I learned that the process of selecting a literary agent is much like finding a therapist. I had to trust them, and they would also need to understand the subject of mental health and suicide. Without these two key components, they would never believe in my mission, and my story would be just an inbox annoyance destined for the trash folder.
In order to find Find agents who are looking for books just like yours, you need a few research tools.
For starters, check out Publisher's Marketplace when your manuscript or book proposal is polished and ready to go. This is a resource that has a monthly membership fee of $25, but it is worth it if you can afford it. The database will help you refine your search and be more targeted when you query.
Query Tracker is a free resource and a great supplement to Publisher’s Marketplace as it lists more than 1,600 agents and will help you narrow down your search.
You should also be reading Writer's Digest Guide to Literary Agents so that you can get to know potential agents before deciding to query them.
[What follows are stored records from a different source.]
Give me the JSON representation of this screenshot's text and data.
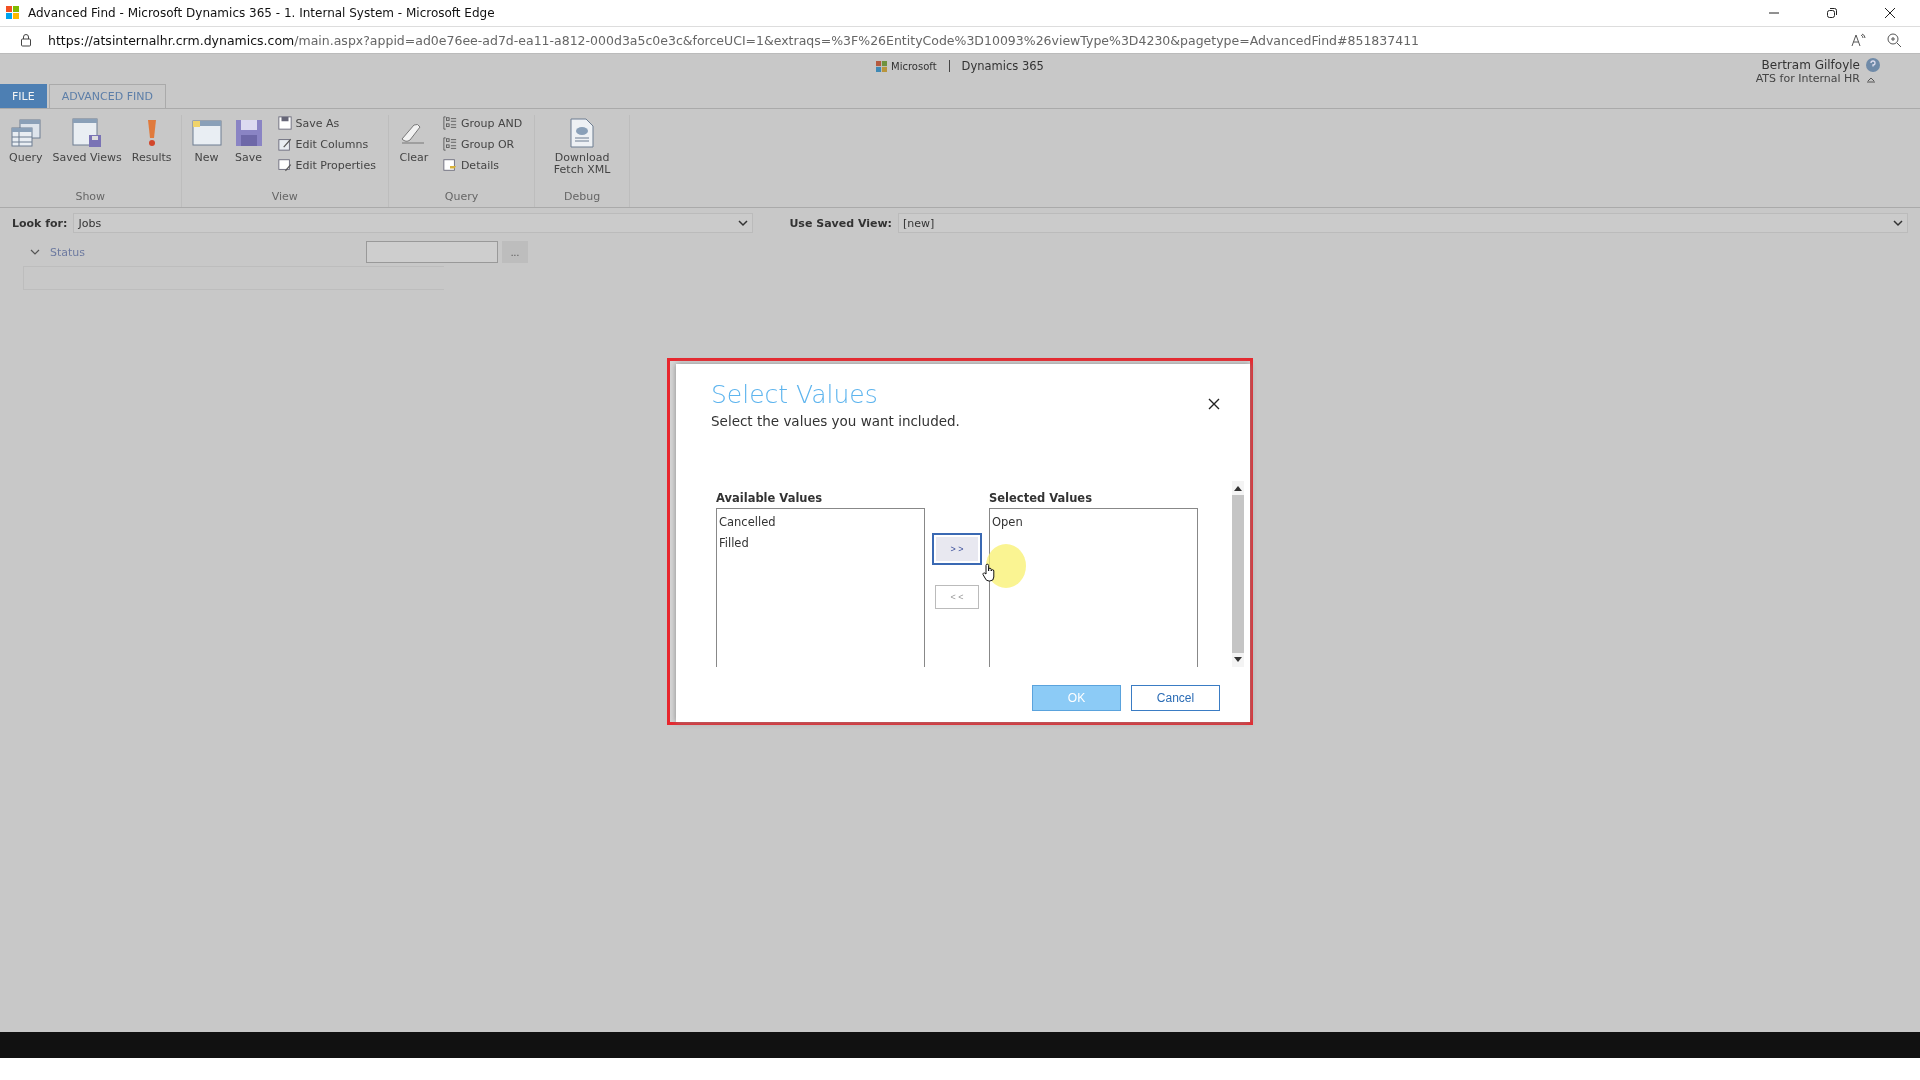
{
  "browser": {
    "title": "Advanced Find - Microsoft Dynamics 365 - 1. Internal System - Microsoft Edge",
    "url_host": "https://atsinternalhr.crm.dynamics.com",
    "url_path": "/main.aspx?appid=ad0e76ee-ad7d-ea11-a812-000d3a5c0e3c&forceUCI=1&extraqs=%3F%26EntityCode%3D10093%26viewType%3D4230&pagetype=AdvancedFind#851837411"
  },
  "header": {
    "brand": "Microsoft",
    "app": "Dynamics 365",
    "user": "Bertram Gilfoyle",
    "org": "ATS for Internal HR"
  },
  "ribbon": {
    "tabs": [
      {
        "label": "FILE",
        "kind": "file",
        "selected": false
      },
      {
        "label": "ADVANCED FIND",
        "kind": "tab",
        "selected": true
      }
    ],
    "groups": [
      {
        "label": "Show",
        "items": [
          {
            "label": "Query",
            "kind": "large"
          },
          {
            "label": "Saved Views",
            "kind": "large"
          },
          {
            "label": "Results",
            "kind": "large"
          }
        ]
      },
      {
        "label": "View",
        "items": [
          {
            "label": "New",
            "kind": "large"
          },
          {
            "label": "Save",
            "kind": "large"
          },
          {
            "label": "Save As",
            "kind": "small"
          },
          {
            "label": "Edit Columns",
            "kind": "small"
          },
          {
            "label": "Edit Properties",
            "kind": "small"
          }
        ]
      },
      {
        "label": "Query",
        "items": [
          {
            "label": "Clear",
            "kind": "large"
          },
          {
            "label": "Group AND",
            "kind": "small"
          },
          {
            "label": "Group OR",
            "kind": "small"
          },
          {
            "label": "Details",
            "kind": "small"
          }
        ]
      },
      {
        "label": "Debug",
        "items": [
          {
            "label": "Download Fetch XML",
            "kind": "large"
          }
        ]
      }
    ]
  },
  "look_for": {
    "label": "Look for:",
    "value": "Jobs"
  },
  "saved_view": {
    "label": "Use Saved View:",
    "value": "[new]"
  },
  "criteria": {
    "field": "Status",
    "more": "..."
  },
  "dialog": {
    "title": "Select Values",
    "subtitle": "Select the values you want included.",
    "available_label": "Available Values",
    "available": [
      "Cancelled",
      "Filled"
    ],
    "selected_label": "Selected Values",
    "selected": [
      "Open"
    ],
    "add": "> >",
    "remove": "< <",
    "ok": "OK",
    "cancel": "Cancel"
  }
}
If you're active on Twitter, and it is a good idea if you're hoping to be part of the online literary community, Manuscript Wish List was started as a Twitter hashtag. Agents mention book ideas they're hungry to represent. Now there is an accompanying website to complement the hashtag that is updated regularly.
Online resources provide a wealth of information, and you can supplemnt these by attending a conference or by signing up for a class or seminar led by an industry professional, such as Lit Agent & Author: Writing an Effective Hook & Query Letter 4-Part Zoom Seminar on June 18th, 2022 here at WritingWorkshops.
I used many of these resources to research each of the literary agents before attending the conference in June. But I knew after spending five minutes with Tina that she would end up being my literary agent. She asked me to send her everything I had, and she handed me a pen from her purse as she told me I would need this when I signed my contract. But I knew not just because of what she said, but rather how she said it. I could feel her desire to know more about my story, and this led me to conclude she could be the one.
Tina called me within three hours of receiving the almost 70-page proposal (which she read on her cell phone). I understood the magnitude of the phone call. Within two hours, I had the contract, which I finally signed today.
Whether or not I become a bestselling author, I know one thing—the most important detail when selecting a literary agent is to have someone who will fight for your story. I know Tina will fight for the success of my book, and by doing so, she will bring honor to my family.
BIO: Kristina Brown is a suicide survivor and currently working with her literary agent on her book.